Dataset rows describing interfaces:
┄┄┄┄┄┄┄┄┄┄
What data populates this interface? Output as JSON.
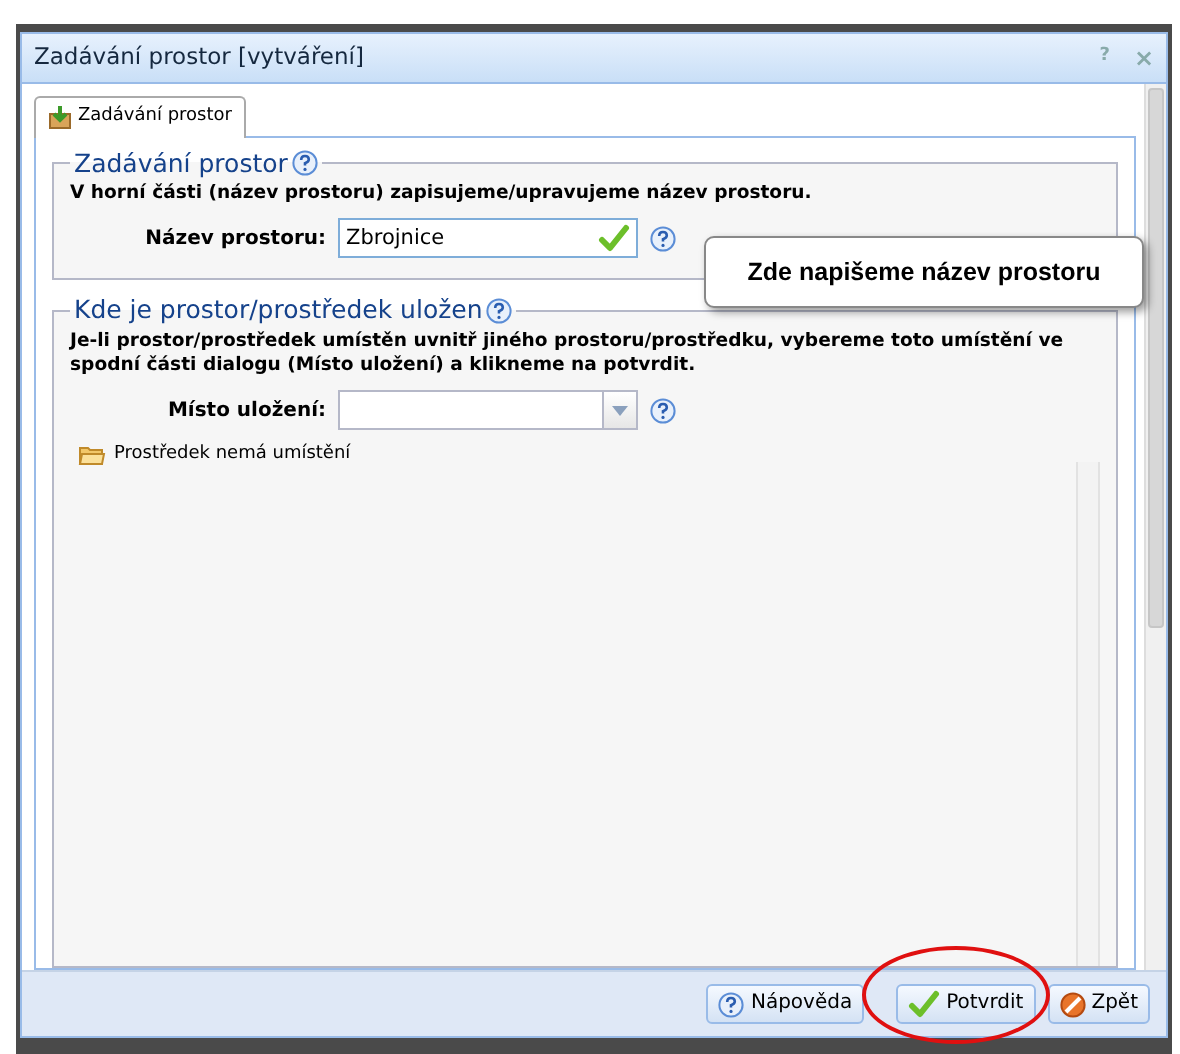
{
  "window": {
    "title": "Zadávání prostor [vytváření]",
    "controls": [
      {
        "kind": "help",
        "label": "?"
      },
      {
        "kind": "close",
        "label": "×"
      }
    ]
  },
  "tabs": [
    {
      "label": "Zadávání prostor",
      "selected": true
    }
  ],
  "sections": [
    {
      "legend": "Zadávání prostor",
      "text": "V horní části (název prostoru) zapisujeme/upravujeme název prostoru.",
      "field": {
        "kind": "text",
        "label": "Název prostoru:",
        "value": "Zbrojnice",
        "valid": true
      }
    },
    {
      "legend": "Kde je prostor/prostředek uložen",
      "text": "Je-li prostor/prostředek umístěn uvnitř jiného prostoru/prostředku, vybereme toto umístění ve spodní části dialogu (Místo uložení) a klikneme na potvrdit.",
      "field": {
        "kind": "combo",
        "label": "Místo uložení:",
        "valid": false
      },
      "tree": [
        {
          "label": "Prostředek nemá umístění"
        }
      ]
    }
  ],
  "callout": {
    "text": "Zde napišeme název prostoru"
  },
  "buttons": [
    {
      "kind": "help",
      "label": "Nápověda",
      "highlighted": false
    },
    {
      "kind": "confirm",
      "label": "Potvrdit",
      "highlighted": true
    },
    {
      "kind": "back",
      "label": "Zpět",
      "highlighted": false
    }
  ]
}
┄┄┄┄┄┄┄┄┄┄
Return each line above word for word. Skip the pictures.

__SOLUTION TO THIS EXERCISE__:
What data populates this interface? Output as JSON.
{
  "window": {
    "title": "Zadávání prostor [vytváření]",
    "controls": [
      {
        "kind": "help",
        "label": "?"
      },
      {
        "kind": "close",
        "label": "×"
      }
    ]
  },
  "tabs": [
    {
      "label": "Zadávání prostor",
      "selected": true
    }
  ],
  "sections": [
    {
      "legend": "Zadávání prostor",
      "text": "V horní části (název prostoru) zapisujeme/upravujeme název prostoru.",
      "field": {
        "kind": "text",
        "label": "Název prostoru:",
        "value": "Zbrojnice",
        "valid": true
      }
    },
    {
      "legend": "Kde je prostor/prostředek uložen",
      "text": "Je-li prostor/prostředek umístěn uvnitř jiného prostoru/prostředku, vybereme toto umístění ve spodní části dialogu (Místo uložení) a klikneme na potvrdit.",
      "field": {
        "kind": "combo",
        "label": "Místo uložení:",
        "valid": false
      },
      "tree": [
        {
          "label": "Prostředek nemá umístění"
        }
      ]
    }
  ],
  "callout": {
    "text": "Zde napišeme název prostoru"
  },
  "buttons": [
    {
      "kind": "help",
      "label": "Nápověda",
      "highlighted": false
    },
    {
      "kind": "confirm",
      "label": "Potvrdit",
      "highlighted": true
    },
    {
      "kind": "back",
      "label": "Zpět",
      "highlighted": false
    }
  ]
}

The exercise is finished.